The Californian poker pro Jose Luis Velador truimphed in Event 32 – the $1 500 buy-in No-Limit Hold'em tourney, besting an entry field of 2 304 players and his final heads up opponent Anthony Signore to collect the coveted bracelet and the biggest paycheck of the day at $573 374.
 
Velador dominated most of the action, although his opponent almost drew level at one point, and was rewarded with a second prize check of $366 387.
 
For the Californian pro it was a first bracelet, although he has played and cashed in WSOP Main Events over the past two years.
 
Other players around the final table were Osmin Dardon, Jae Chung, Shane Stacey, Dean Bui, Danny Georges, Utsab Saha and Justin Hoffman.
 
In Event 33 – a $5 000 buy-in Seven Card Stud Hi-Low World Championship competition an entry field of 261 hopefuls started out but was whittled down to a final table that included players who could boast six WSOP bracelets between them. Most of these bragging rights belonged to a player whom many regard as the best in the world, Chris Ferguson, who was joined at the final table felt by an international range of players such as Bob Lauria (USA), Marcel Luske (Holland), Steve Sung (USA), Annie Duke (USA), Alessio Isaia (Italy), Sebastian Ruthenberg (Germany) and Bob Beveridge (Canada).
 
Play on the previous day in the tournament had totalled an exhausting 16 hours, and starting out on the final, Ruthenburg held a chip lead of 230 000 over nearest opponent Ferguson.
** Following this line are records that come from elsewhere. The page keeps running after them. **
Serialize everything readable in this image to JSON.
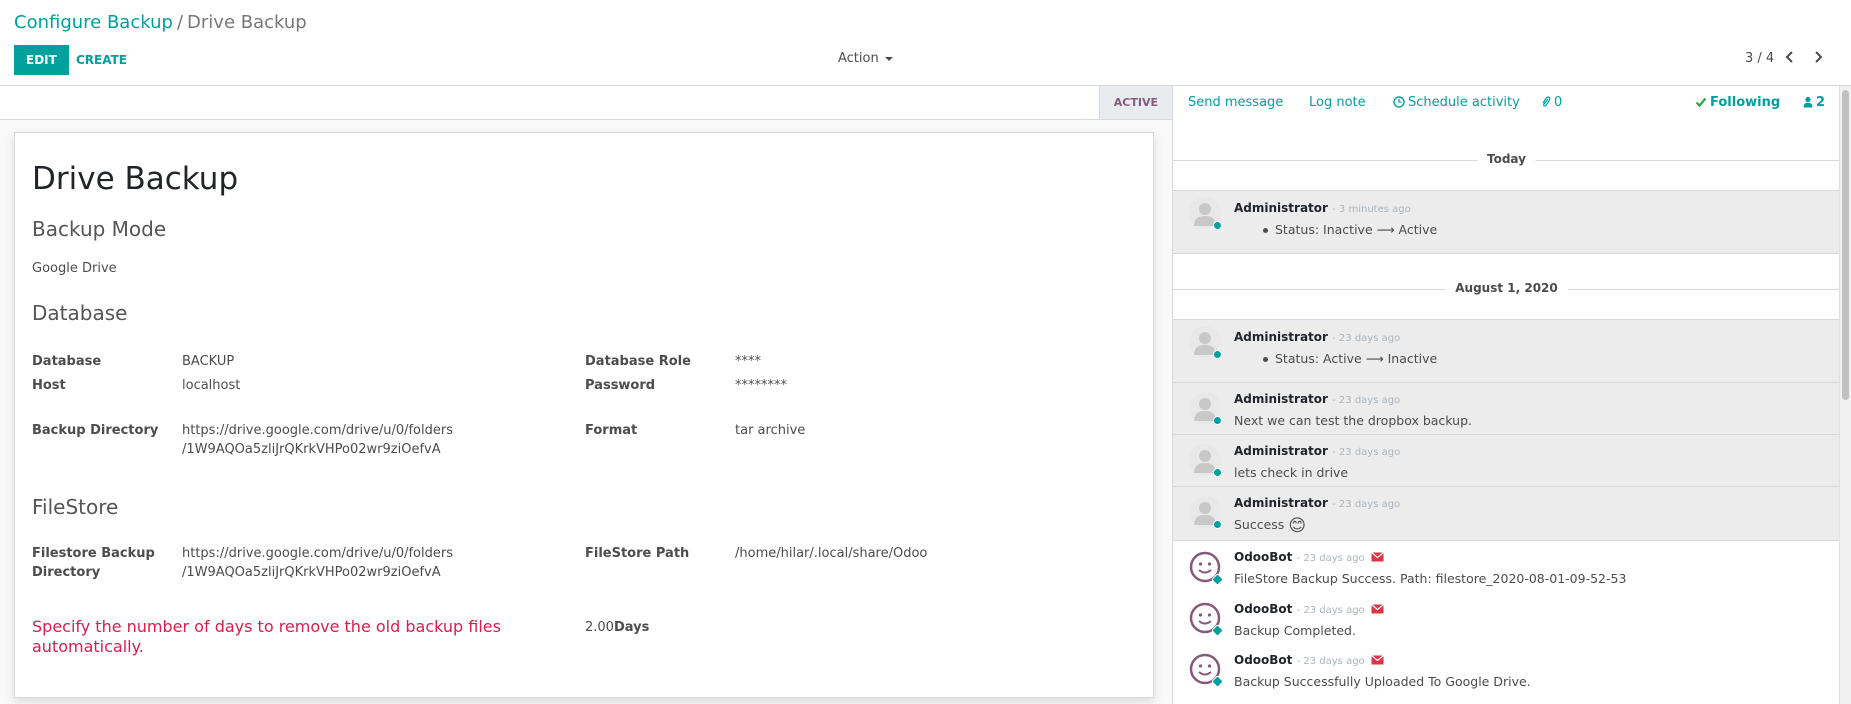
{
  "breadcrumb": {
    "parent": "Configure Backup",
    "separator": "/",
    "current": "Drive Backup"
  },
  "toolbar": {
    "edit_label": "EDIT",
    "create_label": "CREATE",
    "action_label": "Action"
  },
  "pager": {
    "value": "3 / 4"
  },
  "statusbar": {
    "state": "ACTIVE"
  },
  "form": {
    "title": "Drive Backup",
    "backup_mode_heading": "Backup Mode",
    "backup_mode_value": "Google Drive",
    "database_heading": "Database",
    "fields_left": [
      {
        "label": "Database",
        "value": "BACKUP"
      },
      {
        "label": "Host",
        "value": "localhost"
      },
      {
        "label": "Backup Directory",
        "value": "https://drive.google.com/drive/u/0/folders\n/1W9AQOa5zliJrQKrkVHPo02wr9ziOefvA"
      }
    ],
    "fields_right": [
      {
        "label": "Database Role",
        "value": "****"
      },
      {
        "label": "Password",
        "value": "********"
      },
      {
        "label": "Format",
        "value": "tar archive"
      }
    ],
    "filestore_heading": "FileStore",
    "filestore_dir_label": "Filestore Backup\nDirectory",
    "filestore_dir_value": "https://drive.google.com/drive/u/0/folders\n/1W9AQOa5zliJrQKrkVHPo02wr9ziOefvA",
    "filestore_path_label": "FileStore Path",
    "filestore_path_value": "/home/hilar/.local/share/Odoo",
    "remove_days_label": "Specify the number of days to remove the old backup files automatically.",
    "remove_days_value": "2.00",
    "remove_days_unit": "Days"
  },
  "chatter": {
    "send_message": "Send message",
    "log_note": "Log note",
    "schedule_activity": "Schedule activity",
    "attachments_count": "0",
    "following": "Following",
    "followers_count": "2",
    "date_today": "Today",
    "date_aug": "August 1, 2020",
    "messages": [
      {
        "author": "Administrator",
        "ago": "- 3 minutes ago",
        "tracking_field": "Status:",
        "old": "Inactive",
        "arrow": "⟶",
        "new": "Active"
      },
      {
        "author": "Administrator",
        "ago": "- 23 days ago",
        "tracking_field": "Status:",
        "old": "Active",
        "arrow": "⟶",
        "new": "Inactive"
      },
      {
        "author": "Administrator",
        "ago": "- 23 days ago",
        "body": "Next we can test the dropbox backup."
      },
      {
        "author": "Administrator",
        "ago": "- 23 days ago",
        "body": "lets check in drive"
      },
      {
        "author": "Administrator",
        "ago": "- 23 days ago",
        "body": "Success",
        "emoji": "😊"
      },
      {
        "author": "OdooBot",
        "ago": "- 23 days ago",
        "body": "FileStore Backup Success. Path: filestore_2020-08-01-09-52-53"
      },
      {
        "author": "OdooBot",
        "ago": "- 23 days ago",
        "body": "Backup Completed."
      },
      {
        "author": "OdooBot",
        "ago": "- 23 days ago",
        "body": "Backup Successfully Uploaded To Google Drive."
      }
    ]
  },
  "colors": {
    "primary": "#00A09D",
    "odoo_purple": "#875A7B",
    "danger": "#dc1c4d",
    "envelope": "#dc3545"
  }
}
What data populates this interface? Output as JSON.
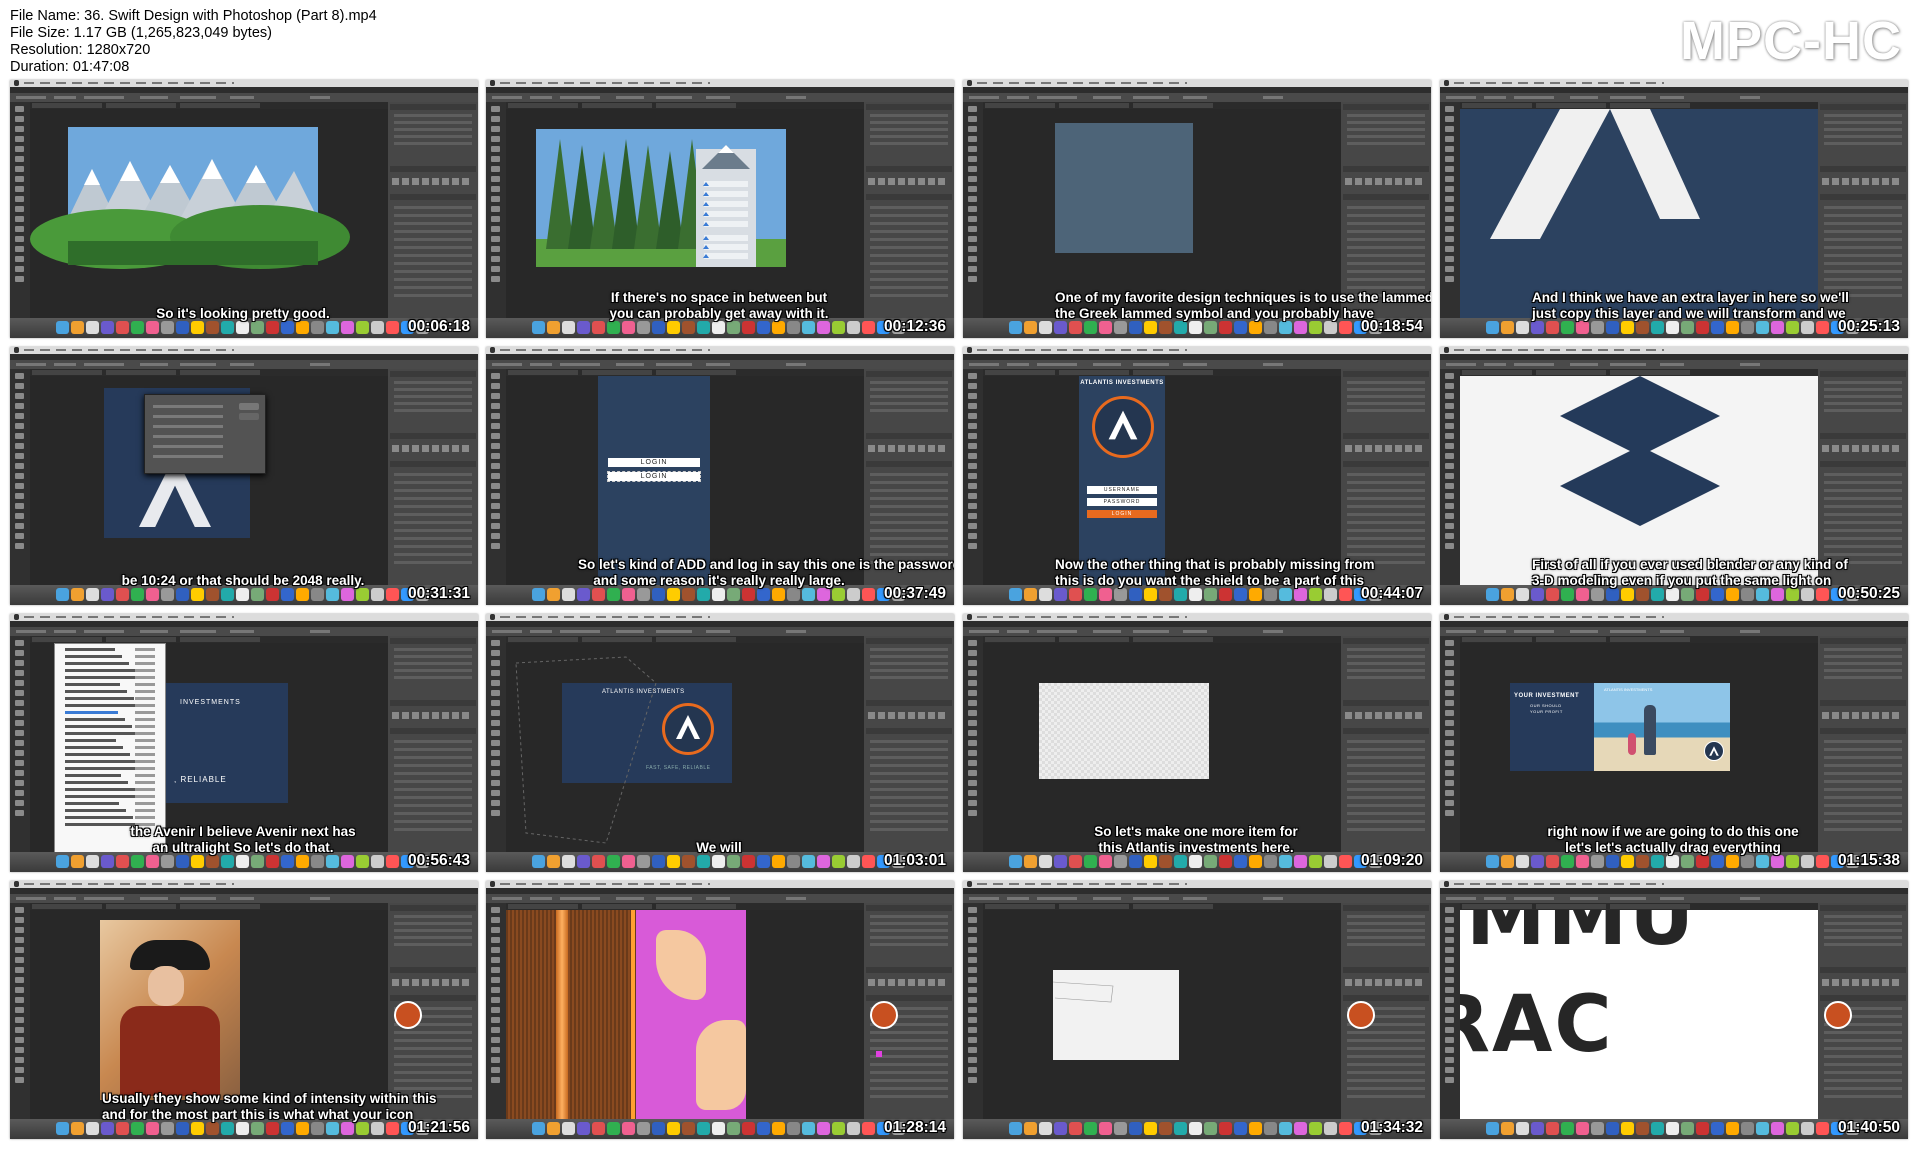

The two were destined to battle it out right to the end of a heads up that took three early morning hours to decide.
 
The up and down battle finally ended in Sebastian Ruthenburg, a young German with two years as a poker pro under his belt, defeating Chris Ferguson despite a tough contest. His play earned him a first prize of $328 762 and his first WSOP bracelet, whilst Ferguson had to be content with the second place and a check for $202 405.
 
Ruthenberg was gracious in his hour of victory, praising Ferguson and describing him as the better player. "He really is a better player than me … I have only been playing this [Seven Card Stud Hi-Low] game for six months and he has played so much more than me," he said.
 
The win represents Ruthenberg's biggest career cash to date, although he can boast a third placing at the last European Poker Tournament in Dortmund, Germany) Bearing in mind the abundance of top international players in the starting field, the young German can also claim respect for his performance.